DATASET RECORDS >>
- - - - -

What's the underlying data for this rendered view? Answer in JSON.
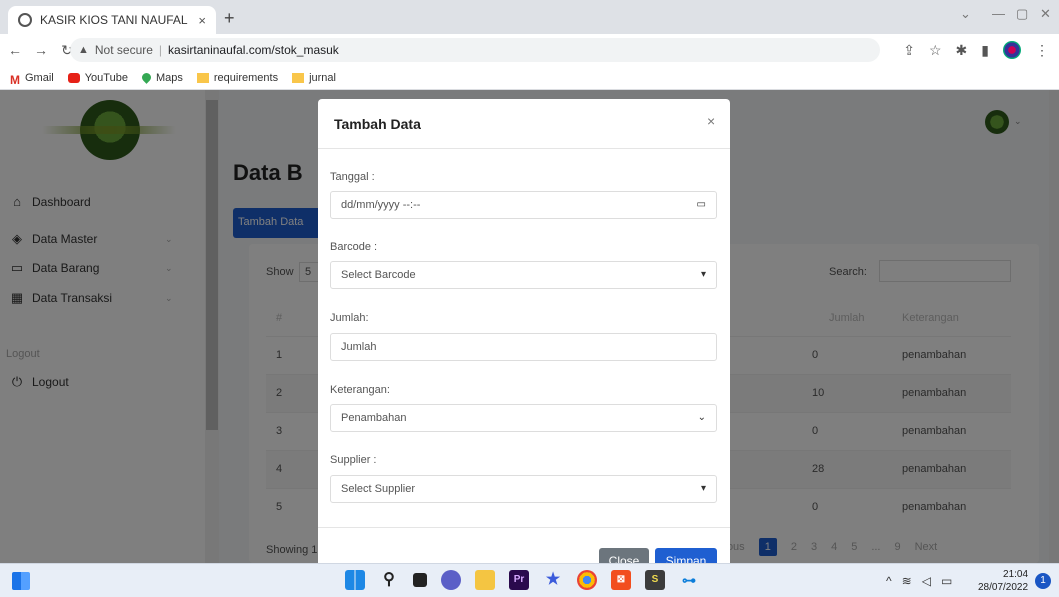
{
  "browser": {
    "tab_title": "KASIR KIOS TANI NAUFAL",
    "tab_close": "×",
    "new_tab": "+",
    "security_label": "Not secure",
    "url": "kasirtaninaufal.com/stok_masuk",
    "bookmarks": [
      "Gmail",
      "YouTube",
      "Maps",
      "requirements",
      "jurnal"
    ]
  },
  "sidebar": {
    "items": [
      {
        "label": "Dashboard",
        "icon": "home-icon"
      },
      {
        "label": "Data Master",
        "icon": "cube-icon"
      },
      {
        "label": "Data Barang",
        "icon": "box-icon"
      },
      {
        "label": "Data Transaksi",
        "icon": "grid-icon"
      }
    ],
    "logout_heading": "Logout",
    "logout_label": "Logout"
  },
  "main": {
    "page_title": "Data B",
    "add_button": "Tambah Data",
    "show_label": "Show",
    "show_value": "5",
    "search_label": "Search:",
    "columns": [
      "#",
      "Jumlah",
      "Keterangan"
    ],
    "rows": [
      {
        "no": "1",
        "jumlah": "0",
        "keterangan": "penambahan"
      },
      {
        "no": "2",
        "jumlah": "10",
        "keterangan": "penambahan"
      },
      {
        "no": "3",
        "jumlah": "0",
        "keterangan": "penambahan"
      },
      {
        "no": "4",
        "jumlah": "28",
        "keterangan": "penambahan"
      },
      {
        "no": "5",
        "jumlah": "0",
        "keterangan": "penambahan"
      }
    ],
    "showing_text": "Showing 1",
    "pagination": [
      "vious",
      "1",
      "2",
      "3",
      "4",
      "5",
      "...",
      "9",
      "Next"
    ]
  },
  "modal": {
    "title": "Tambah Data",
    "close_x": "×",
    "tanggal_label": "Tanggal :",
    "tanggal_placeholder": "dd/mm/yyyy --:--",
    "barcode_label": "Barcode :",
    "barcode_value": "Select Barcode",
    "jumlah_label": "Jumlah:",
    "jumlah_placeholder": "Jumlah",
    "keterangan_label": "Keterangan:",
    "keterangan_value": "Penambahan",
    "supplier_label": "Supplier :",
    "supplier_value": "Select Supplier",
    "close_button": "Close",
    "save_button": "Simpan"
  },
  "taskbar": {
    "time": "21:04",
    "date": "28/07/2022",
    "notifications": "1"
  }
}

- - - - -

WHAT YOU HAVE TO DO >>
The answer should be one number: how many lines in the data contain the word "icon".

RESULT >>
4